- [Dataset entries]

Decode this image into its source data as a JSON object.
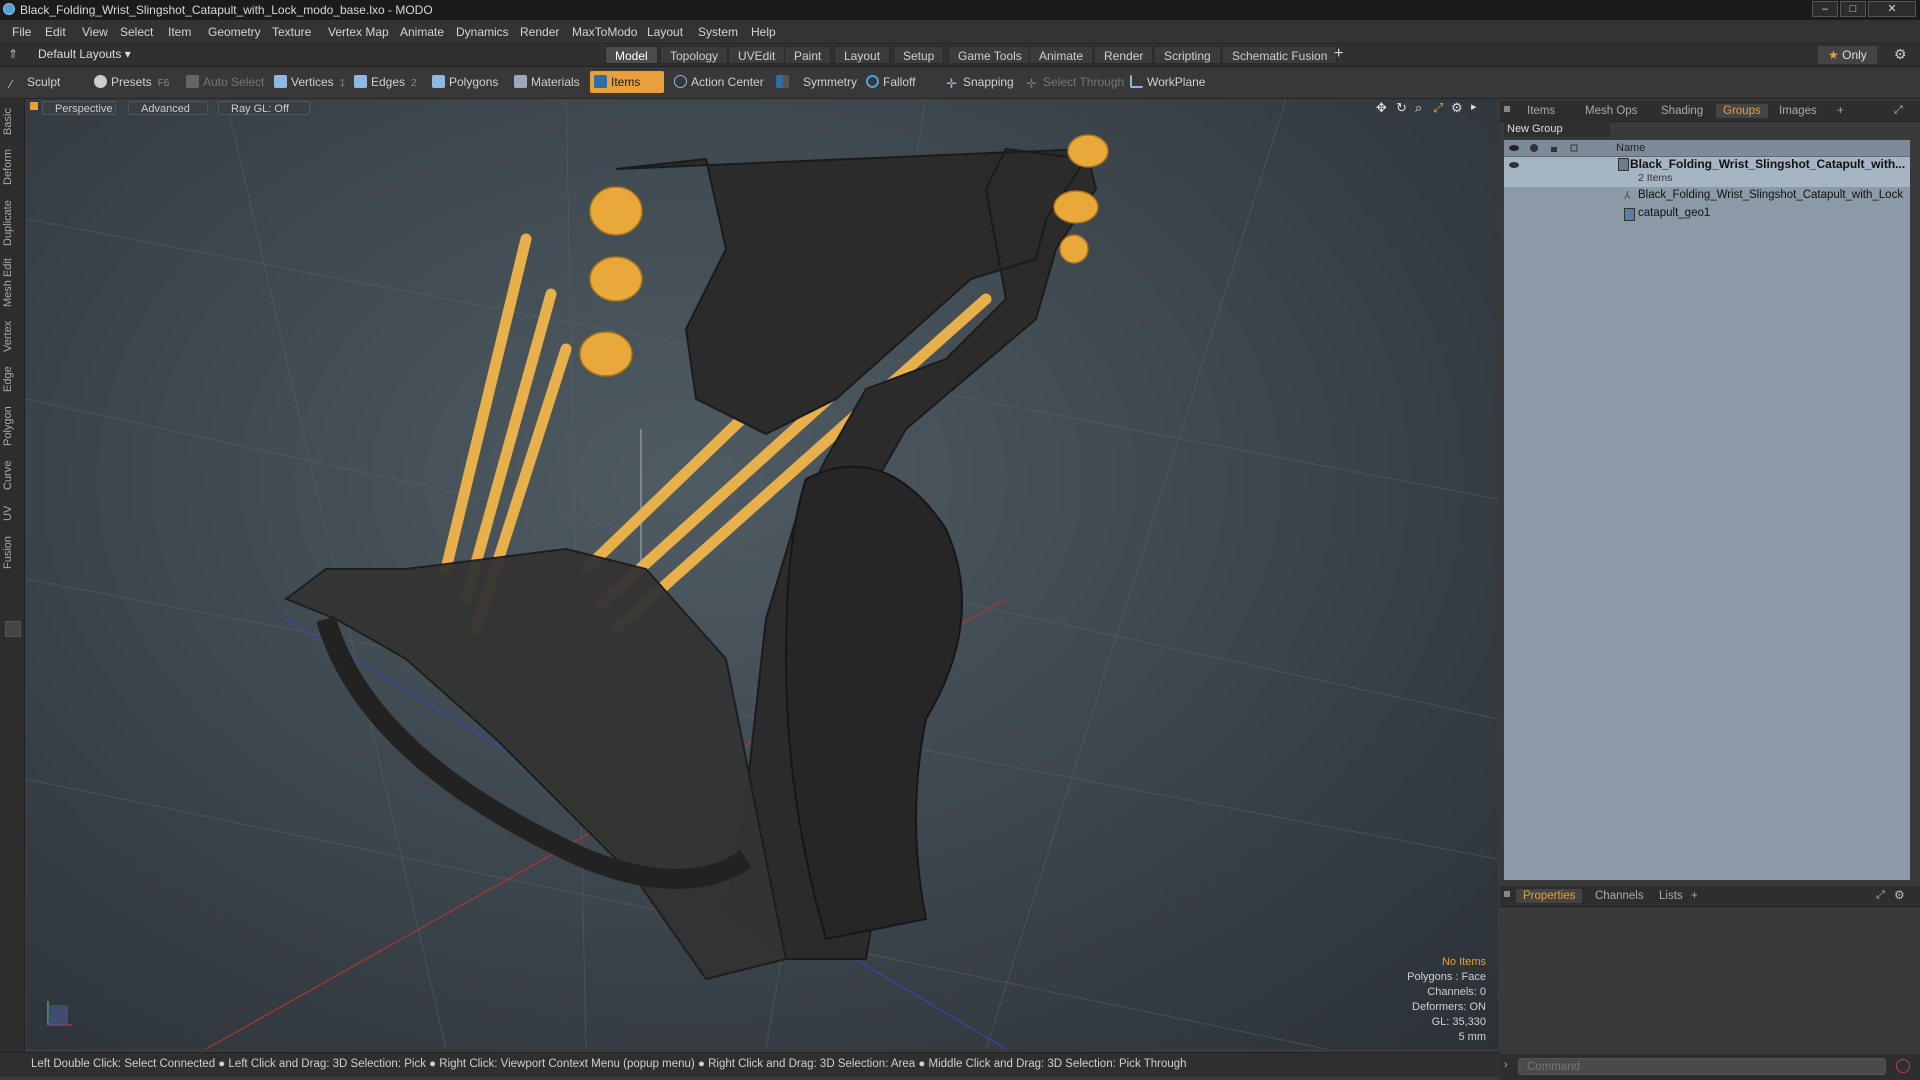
{
  "window": {
    "title": "Black_Folding_Wrist_Slingshot_Catapult_with_Lock_modo_base.lxo - MODO"
  },
  "menu": [
    "File",
    "Edit",
    "View",
    "Select",
    "Item",
    "Geometry",
    "Texture",
    "Vertex Map",
    "Animate",
    "Dynamics",
    "Render",
    "MaxToModo",
    "Layout",
    "System",
    "Help"
  ],
  "layout": {
    "preset": "Default Layouts ▾",
    "tabs": [
      "Model",
      "Topology",
      "UVEdit",
      "Paint",
      "Layout",
      "Setup",
      "Game Tools",
      "Animate",
      "Render",
      "Scripting",
      "Schematic Fusion"
    ],
    "active_tab": "Model",
    "add": "+",
    "only": "Only"
  },
  "toolbar": {
    "sculpt": "Sculpt",
    "presets": "Presets",
    "presets_key": "F6",
    "auto_select": "Auto Select",
    "vertices": "Vertices",
    "vertices_count": "1",
    "edges": "Edges",
    "edges_count": "2",
    "polygons": "Polygons",
    "materials": "Materials",
    "items": "Items",
    "action_center": "Action Center",
    "symmetry": "Symmetry",
    "falloff": "Falloff",
    "snapping": "Snapping",
    "select_through": "Select Through",
    "workplane": "WorkPlane"
  },
  "left_tabs": [
    "Basic",
    "Deform",
    "Duplicate",
    "Mesh Edit",
    "Vertex",
    "Edge",
    "Polygon",
    "Curve",
    "UV",
    "Fusion"
  ],
  "viewport": {
    "perspective": "Perspective",
    "advanced": "Advanced",
    "raygl": "Ray GL: Off",
    "info": {
      "no_items": "No Items",
      "polygons": "Polygons : Face",
      "channels": "Channels: 0",
      "deformers": "Deformers: ON",
      "gl": "GL: 35,330",
      "scale": "5 mm"
    }
  },
  "status": "Left Double Click: Select Connected ● Left Click and Drag: 3D Selection: Pick ● Right Click: Viewport Context Menu (popup menu) ● Right Click and Drag: 3D Selection: Area ● Middle Click and Drag: 3D Selection: Pick Through",
  "right_panel": {
    "tabs": [
      "Items",
      "Mesh Ops",
      "Shading",
      "Groups",
      "Images"
    ],
    "active_tab": "Groups",
    "new_group": "New Group",
    "name_col": "Name",
    "tree": {
      "group_name": "Black_Folding_Wrist_Slingshot_Catapult_with...",
      "group_count": "2 Items",
      "child1": "Black_Folding_Wrist_Slingshot_Catapult_with_Lock",
      "child2": "catapult_geo1"
    },
    "bottom_tabs": [
      "Properties",
      "Channels",
      "Lists"
    ],
    "bottom_active": "Properties",
    "command_placeholder": "Command"
  },
  "colors": {
    "accent": "#e8a03a",
    "bands": "#e8b04a",
    "frame": "#2b2b2b"
  }
}
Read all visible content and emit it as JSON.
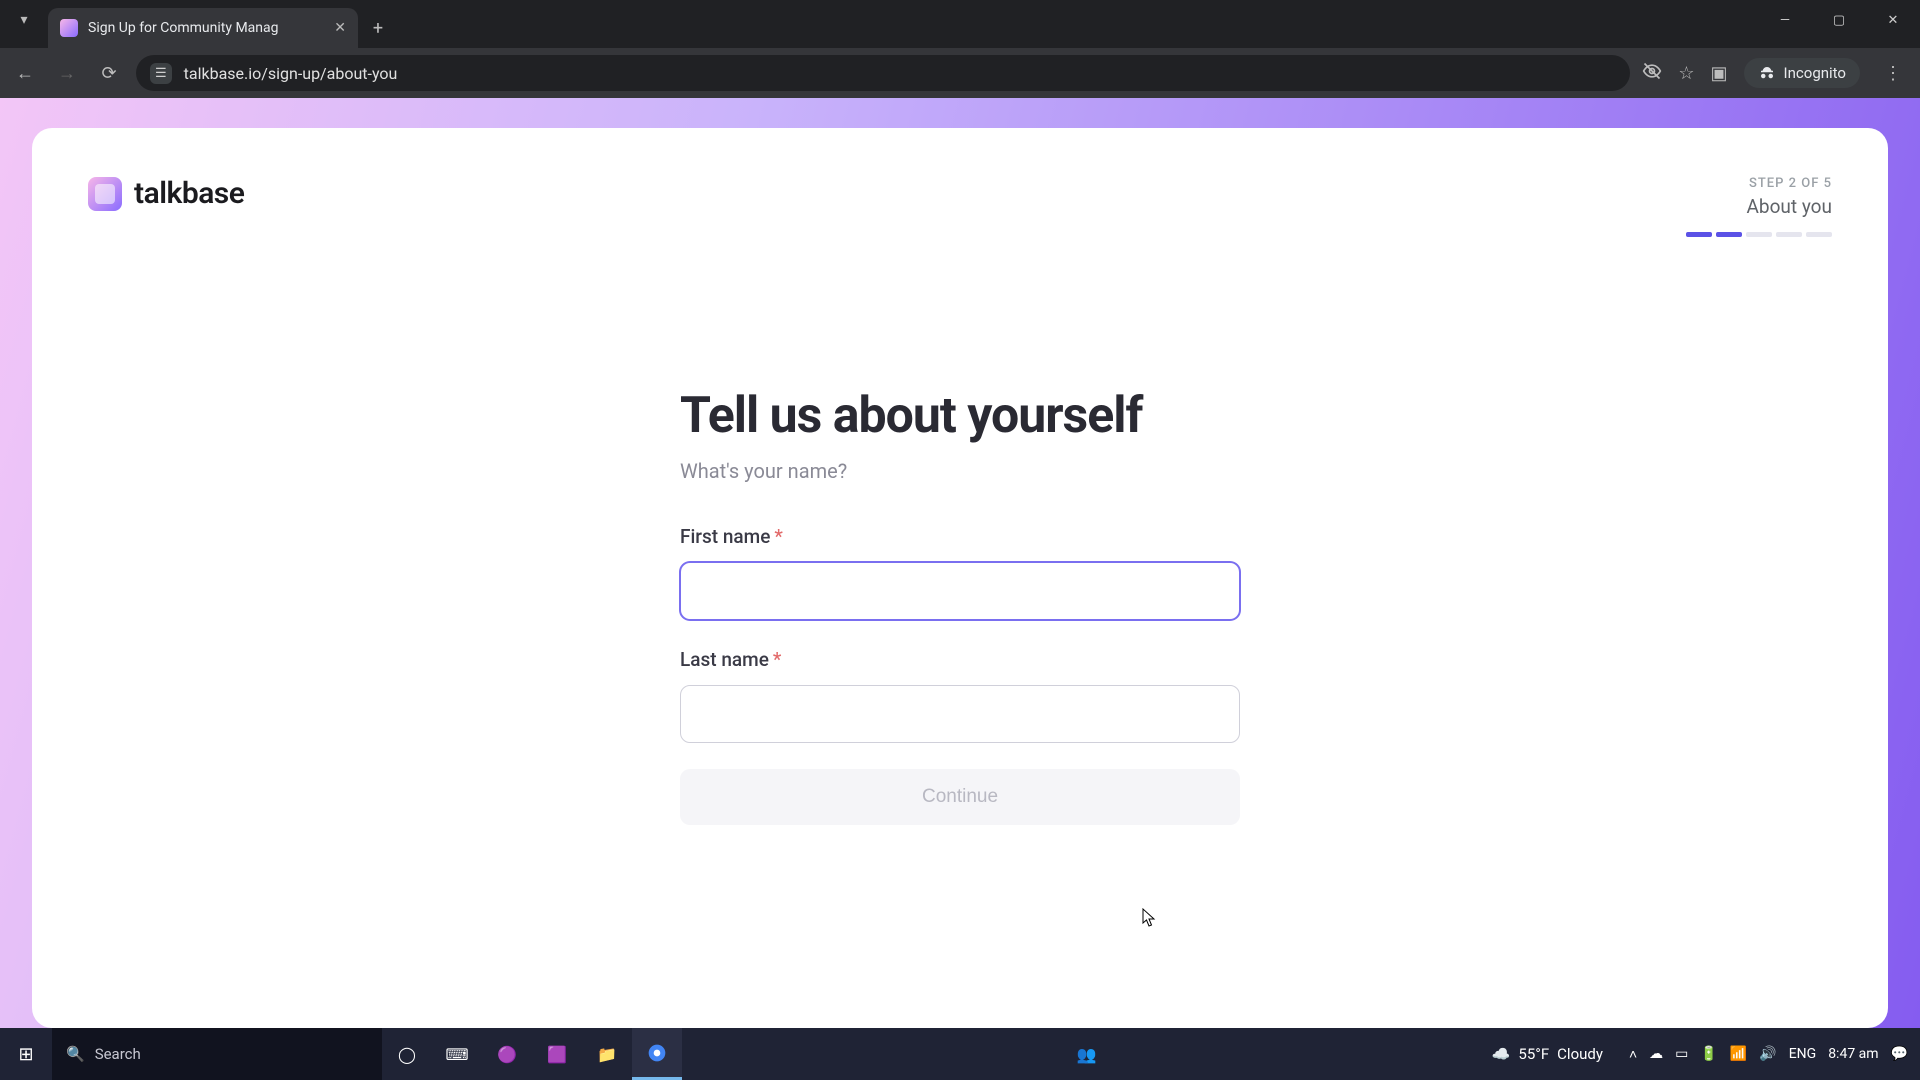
{
  "browser": {
    "tab_title": "Sign Up for Community Manag",
    "url": "talkbase.io/sign-up/about-you",
    "incognito_label": "Incognito"
  },
  "app": {
    "brand": "talkbase",
    "step_label": "STEP 2 OF 5",
    "step_name": "About you",
    "progress": {
      "current": 2,
      "total": 5
    }
  },
  "form": {
    "heading": "Tell us about yourself",
    "subheading": "What's your name?",
    "first_name": {
      "label": "First name",
      "value": ""
    },
    "last_name": {
      "label": "Last name",
      "value": ""
    },
    "continue_label": "Continue"
  },
  "taskbar": {
    "search_placeholder": "Search",
    "weather_temp": "55°F",
    "weather_cond": "Cloudy",
    "lang": "ENG",
    "time": "8:47 am"
  }
}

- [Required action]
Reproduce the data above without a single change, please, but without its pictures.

- [Output below]
Decode this image into its source data as a JSON object.
{
  "window": {
    "title": "Black_Folding_Wrist_Slingshot_Catapult_with_Lock_modo_base.lxo - MODO"
  },
  "menu": [
    "File",
    "Edit",
    "View",
    "Select",
    "Item",
    "Geometry",
    "Texture",
    "Vertex Map",
    "Animate",
    "Dynamics",
    "Render",
    "MaxToModo",
    "Layout",
    "System",
    "Help"
  ],
  "layout": {
    "preset": "Default Layouts ▾",
    "tabs": [
      "Model",
      "Topology",
      "UVEdit",
      "Paint",
      "Layout",
      "Setup",
      "Game Tools",
      "Animate",
      "Render",
      "Scripting",
      "Schematic Fusion"
    ],
    "active_tab": "Model",
    "add": "+",
    "only": "Only"
  },
  "toolbar": {
    "sculpt": "Sculpt",
    "presets": "Presets",
    "presets_key": "F6",
    "auto_select": "Auto Select",
    "vertices": "Vertices",
    "vertices_count": "1",
    "edges": "Edges",
    "edges_count": "2",
    "polygons": "Polygons",
    "materials": "Materials",
    "items": "Items",
    "action_center": "Action Center",
    "symmetry": "Symmetry",
    "falloff": "Falloff",
    "snapping": "Snapping",
    "select_through": "Select Through",
    "workplane": "WorkPlane"
  },
  "left_tabs": [
    "Basic",
    "Deform",
    "Duplicate",
    "Mesh Edit",
    "Vertex",
    "Edge",
    "Polygon",
    "Curve",
    "UV",
    "Fusion"
  ],
  "viewport": {
    "perspective": "Perspective",
    "advanced": "Advanced",
    "raygl": "Ray GL: Off",
    "info": {
      "no_items": "No Items",
      "polygons": "Polygons : Face",
      "channels": "Channels: 0",
      "deformers": "Deformers: ON",
      "gl": "GL: 35,330",
      "scale": "5 mm"
    }
  },
  "status": "Left Double Click: Select Connected ● Left Click and Drag: 3D Selection: Pick ● Right Click: Viewport Context Menu (popup menu) ● Right Click and Drag: 3D Selection: Area ● Middle Click and Drag: 3D Selection: Pick Through",
  "right_panel": {
    "tabs": [
      "Items",
      "Mesh Ops",
      "Shading",
      "Groups",
      "Images"
    ],
    "active_tab": "Groups",
    "new_group": "New Group",
    "name_col": "Name",
    "tree": {
      "group_name": "Black_Folding_Wrist_Slingshot_Catapult_with...",
      "group_count": "2 Items",
      "child1": "Black_Folding_Wrist_Slingshot_Catapult_with_Lock",
      "child2": "catapult_geo1"
    },
    "bottom_tabs": [
      "Properties",
      "Channels",
      "Lists"
    ],
    "bottom_active": "Properties",
    "command_placeholder": "Command"
  },
  "colors": {
    "accent": "#e8a03a",
    "bands": "#e8b04a",
    "frame": "#2b2b2b"
  }
}
Read all visible content and emit it as JSON.
{
  "browser": {
    "tab_title": "Sign Up for Community Manag",
    "url": "talkbase.io/sign-up/about-you",
    "incognito_label": "Incognito"
  },
  "app": {
    "brand": "talkbase",
    "step_label": "STEP 2 OF 5",
    "step_name": "About you",
    "progress": {
      "current": 2,
      "total": 5
    }
  },
  "form": {
    "heading": "Tell us about yourself",
    "subheading": "What's your name?",
    "first_name": {
      "label": "First name",
      "value": ""
    },
    "last_name": {
      "label": "Last name",
      "value": ""
    },
    "continue_label": "Continue"
  },
  "taskbar": {
    "search_placeholder": "Search",
    "weather_temp": "55°F",
    "weather_cond": "Cloudy",
    "lang": "ENG",
    "time": "8:47 am"
  }
}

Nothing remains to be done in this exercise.